The video digitiser I use is entirely software based. The hardware is little more than a high-speed video frame 'sampler' which buffers a field from the video input for the computer to decode. This data is then interpreted by some software that can, from it, generate images in up to 16 million colours.
By and large it works quite well. It cannot do real-time video because the system bandwidth just isn't there. Remember, even with a processor running at over 200MHz, the data is being squeezed down an eight bit expansion card running between 2MHz and 8MHz (depending on cycle). This is not like PCI busmastering like one of those Hauppage things. This is more like trying to get a Hauppage card working with the ISA bus!
As I only have one field buffer fitted, I can only grab 'half' the frame, so every line in the image is doubled.
It is worth pointing out that the hardware is over a decade old, has been in several machines, and has been hit my mains across the Video In (ooops!). So it isn't the greatest bit of kit, but it marches on.
Thing is, the software can be quite easy to 'fool' with a bad input source. You get artefacts
ranging from magenta or green stripes (the chromiance is decoded incorrectly), or the
start-of-line sync is decoded incorrectly.
In the screenshot, the upper image is the original digitised frame. You can very clearly see the sync misses, and also the incorrect colourisations.
I figured that, despite such corruption, there isn't any reason why useful data cannot be extracted from the messy input. It is probably not something that could be done automatically, but it sure is something that can be done manually.
The first plan of action was to come up with a name. I'm a weird one in that I find it quite
difficult to begin working on a project until I have a name for it. Maybe it's just some peculiar
kind of anthropomorphism? I dunno...
The next step was to decide on a language. For me, hackability was paramount, which meant only one choice. BBC BASIC. I could have the program running in four mouse clicks, in seconds. No bother with compiling and linking. And, against C, BASIC offers decent built-in error handling, and a built-in assembler.
So I cobbled up a program to display the picture on-screen, and to allow me to use the left/right cursors to shift a line around and move the line choice up and down.
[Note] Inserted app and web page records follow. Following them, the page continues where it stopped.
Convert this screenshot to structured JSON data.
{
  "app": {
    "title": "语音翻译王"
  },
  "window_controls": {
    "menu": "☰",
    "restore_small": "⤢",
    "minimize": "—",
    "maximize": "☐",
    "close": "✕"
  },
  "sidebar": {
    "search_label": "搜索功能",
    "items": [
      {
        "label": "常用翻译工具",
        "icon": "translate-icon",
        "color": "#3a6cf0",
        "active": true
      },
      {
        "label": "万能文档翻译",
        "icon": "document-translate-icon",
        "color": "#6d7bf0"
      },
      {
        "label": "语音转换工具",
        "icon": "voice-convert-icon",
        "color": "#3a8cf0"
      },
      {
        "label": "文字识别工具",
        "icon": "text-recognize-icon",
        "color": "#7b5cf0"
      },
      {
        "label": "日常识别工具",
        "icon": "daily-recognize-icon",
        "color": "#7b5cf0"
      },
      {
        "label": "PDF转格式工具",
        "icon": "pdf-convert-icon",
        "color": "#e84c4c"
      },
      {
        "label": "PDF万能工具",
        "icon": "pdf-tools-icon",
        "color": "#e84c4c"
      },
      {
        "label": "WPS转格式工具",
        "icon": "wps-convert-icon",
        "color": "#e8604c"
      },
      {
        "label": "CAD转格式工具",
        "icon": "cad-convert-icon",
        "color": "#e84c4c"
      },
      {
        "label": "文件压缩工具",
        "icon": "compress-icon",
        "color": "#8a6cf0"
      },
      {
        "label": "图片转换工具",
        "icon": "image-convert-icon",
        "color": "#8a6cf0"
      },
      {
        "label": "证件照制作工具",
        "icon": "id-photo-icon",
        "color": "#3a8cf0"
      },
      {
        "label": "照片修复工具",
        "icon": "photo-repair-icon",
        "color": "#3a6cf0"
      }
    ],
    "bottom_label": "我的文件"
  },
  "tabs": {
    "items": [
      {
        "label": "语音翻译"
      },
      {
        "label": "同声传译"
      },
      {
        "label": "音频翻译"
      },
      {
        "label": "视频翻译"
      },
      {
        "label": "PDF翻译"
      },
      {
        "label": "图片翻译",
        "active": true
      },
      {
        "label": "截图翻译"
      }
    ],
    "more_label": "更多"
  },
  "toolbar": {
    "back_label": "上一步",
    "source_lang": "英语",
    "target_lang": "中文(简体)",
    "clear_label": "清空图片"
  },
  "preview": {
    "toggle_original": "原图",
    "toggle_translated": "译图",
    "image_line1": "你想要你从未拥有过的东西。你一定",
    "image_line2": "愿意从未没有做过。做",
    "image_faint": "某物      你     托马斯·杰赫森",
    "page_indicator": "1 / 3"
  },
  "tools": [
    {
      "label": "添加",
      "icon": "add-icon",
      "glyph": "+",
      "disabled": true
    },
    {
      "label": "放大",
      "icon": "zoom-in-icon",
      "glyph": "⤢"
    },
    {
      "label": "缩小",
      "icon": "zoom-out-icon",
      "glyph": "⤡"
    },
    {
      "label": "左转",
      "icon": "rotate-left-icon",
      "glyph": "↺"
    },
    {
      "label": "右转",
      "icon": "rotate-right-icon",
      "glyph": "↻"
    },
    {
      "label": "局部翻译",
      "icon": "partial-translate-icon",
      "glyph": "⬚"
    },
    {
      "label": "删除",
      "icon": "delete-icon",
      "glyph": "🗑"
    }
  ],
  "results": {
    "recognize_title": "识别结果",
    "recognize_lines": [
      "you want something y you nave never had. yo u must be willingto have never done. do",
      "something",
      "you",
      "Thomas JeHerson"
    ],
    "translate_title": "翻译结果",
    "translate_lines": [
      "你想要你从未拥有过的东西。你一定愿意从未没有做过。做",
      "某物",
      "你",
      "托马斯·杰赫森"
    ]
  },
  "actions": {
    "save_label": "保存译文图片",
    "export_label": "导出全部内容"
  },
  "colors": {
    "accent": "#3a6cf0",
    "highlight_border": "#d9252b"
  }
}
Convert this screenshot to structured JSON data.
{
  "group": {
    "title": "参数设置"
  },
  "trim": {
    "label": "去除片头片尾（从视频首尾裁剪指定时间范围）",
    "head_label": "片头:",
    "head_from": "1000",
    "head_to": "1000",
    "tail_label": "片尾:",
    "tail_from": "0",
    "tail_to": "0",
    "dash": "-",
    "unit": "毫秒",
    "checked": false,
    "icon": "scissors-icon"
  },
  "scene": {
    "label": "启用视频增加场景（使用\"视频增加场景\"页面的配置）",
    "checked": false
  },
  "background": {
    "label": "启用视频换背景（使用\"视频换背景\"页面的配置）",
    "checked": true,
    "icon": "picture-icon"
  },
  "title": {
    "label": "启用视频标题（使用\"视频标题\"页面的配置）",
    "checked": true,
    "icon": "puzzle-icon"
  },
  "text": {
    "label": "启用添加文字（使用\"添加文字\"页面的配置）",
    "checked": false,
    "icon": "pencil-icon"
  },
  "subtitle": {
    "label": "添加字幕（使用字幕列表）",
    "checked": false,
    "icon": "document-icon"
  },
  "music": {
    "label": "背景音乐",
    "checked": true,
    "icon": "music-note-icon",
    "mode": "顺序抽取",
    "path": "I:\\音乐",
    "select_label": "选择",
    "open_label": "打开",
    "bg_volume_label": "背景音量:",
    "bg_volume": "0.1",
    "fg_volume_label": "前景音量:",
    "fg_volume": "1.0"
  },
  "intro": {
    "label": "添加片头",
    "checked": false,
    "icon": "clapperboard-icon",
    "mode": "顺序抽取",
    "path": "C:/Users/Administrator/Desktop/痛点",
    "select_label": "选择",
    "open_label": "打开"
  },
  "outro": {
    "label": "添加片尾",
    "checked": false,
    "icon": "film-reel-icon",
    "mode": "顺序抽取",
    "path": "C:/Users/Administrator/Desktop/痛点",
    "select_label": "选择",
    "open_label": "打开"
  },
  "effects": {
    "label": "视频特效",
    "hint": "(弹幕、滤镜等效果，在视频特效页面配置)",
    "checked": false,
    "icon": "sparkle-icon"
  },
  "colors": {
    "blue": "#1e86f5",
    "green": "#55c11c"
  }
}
It sucked. Bigtime.
So I rewrote it. Only, this time my priorities were slightly different. I decided that I would code the framework of the application in BASIC, but the core would be written in assembler.
I included stuff like 'black out line', and the expected shifting. But one thing I just couldn't
get my head around was the colour problem. It should be possible to regenerate the line because
the luminance seems to be present, it's just the colourisation that is messy. After a while of
head scratching, I hit on a method that was a lot less bloody work! Each 'line' is doubled,
right? So why not make the top row of our line be a copy of the line above, and the bottom row of
or line be a copy of the line below?
I tried it, and it was magic. All those little quibbles went any and the problems were mostly cured.
I bodged the routine to it could start and end from defined points. This might seem a little odd until you realise that it is very important in the line-shift routine so we know what we can fill in the missing space with.
You can see a snippet of ARM code in the blue/yellow window. Yes, I write with my editor set to
show me yellow text with a blue background - I'm using that colour setup right now to write this
HTML. I cannot get on with black on white... or, worse, white on black. Yuck.
The ARM processor is simply a delight to code. Take, for example, the line:
LDR R5, [R10, R12, LSL #2]This means take the word pointed to by
R10 + (R12 * 4)and stuff it into
STMFD, which can restore user-defined registers, updating the stack pointer as applicable, push a return value into PC, update the flags, and cause a return-to-caller in the one instruction, which can provide an ass-kickingly simple way to exit from subroutines (oh, and it can be executed conditionally!), you start to see why I love the ARM processor.
You've probably also noticed my backdrop piccy. :-)
Several assumptions are made:
Please note, at this moment in time I don't have any impetus to do much with this program, as the code performs as I need it to, I'm just releasing this in case others have the same sort of problems...